Monday, June 14, 2010

Hilton Head

Today we left Savannah and started making our way to Hilton Head Island, on the way we stopped at Fort Pulaski.

Following the War of 1812, President James Madison ordered a new system of coastal fortifications to protect the United States against foreign invasion. Construction of a fort to protect the port of Savannah began in 1829. In 1833, the new fort was named Fort Pulaski in honor of Kazimierz Pulaski, a Polish soldier and military commander who fought in the American Revolution under the command of George Washington. Pulaski was a noted cavalryman and played a large role in training Revolutionary troops. He took part in the sieges of Charleston and of Savannah.

Fort Pulaski was finally completed in 1847 following 18 years of construction and nearly $1,000,000 in construction costs.Walls were eleven feet thick, thought to be impenetrable except by only the largest land artillery- which at the time were smooth bore cannon. These cannons had a range of only around a half mile, and the nearest land (Tybee island) was much further away than that. It was assumed that the Fort would be

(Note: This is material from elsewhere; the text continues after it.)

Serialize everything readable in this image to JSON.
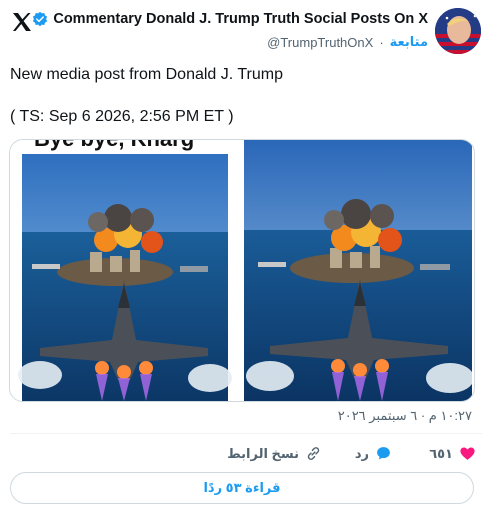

Though completed in 1847, Fort Pulaski was under the control of only two caretakers until 1860 when South Carolina seceded from the United States and set in motion the Civil War. Following the secession of Georgia in February 1861, the state joined the Confederate States Of America. Confederate troops then moved into the fort. Fort Pulaski was prepared for a possible infantry attack. However, Fort Pulaski never endured a direct land assault. With 36 guns, including the new James Rifled Cannon, Union troops began a long sustained bombardment of Fort Pulaski. The new rifled cannon fired a rifled projectile that could go farther (4–5 miles) than the larger and heavier smoothbore cannonball (.5 mile.) Within 30 hours, the use of the new rifled cannon had breached one of the fort's corner walls. Shells now passed through the fort dangerously close to the Fort's main powder magazine. Reluctantly, Colonel Olmstead surrendered the fort. Only one Confederate soldier and one Union soldier were injured in the attack. In the picture above you can see the holes the cannons made in the exterior walls of the fort.

After our visit to fort Pulanski we continued on our way to Hilton Head Island, we saw this lazy guy on the side of the road, it was the first gator we saw and I was sooo excited! Gators were one thing that I wanted to make sure to see while in gator country! Little did I know how many I would be seeing by the end of this trip, but this one was for sure one of the biggest that we saw! We had a wonderful lunch at the water front cafe I had a shrimp Salad sandwich and we call got a brownie to split for dessert. It was a delicious lunch and it had a gorgeous view of the waterfront. We then had an hour to enjoy the beach and the lovely little shops and rocking chairs in the surrounding area.

Our next stop was our lovely beach resort hotel, The Westin Hilton Head. It was a beautiful hotel! and right on the beach, so bethy and I checked into our rooms, changed into our swimsuits and walked right down to the beach!

They had lounge chairs and blue umbrellas for everyone which made it look so pretty and uniform. It was so relaxing to bury my feet in the sand and listen to the ocean while the sun warmed my skin and flocks of pelicans filled the air, this beach had a much more relaxed and chill feeling compared to the beaches in California, I just love South Carolina!

1 comment:

  1. looking at your blog is making me miss you a ton. I miss adventuring, relaxing (miss your laugh and even just watching TV with you), and photographing together. So glad that we still have a few more months of summer (although both of us are working) to explore and have fun. I kinda want to go back to that beach again.... but with a virgin mojito in hand, and a chair that cant be taken away from me. :)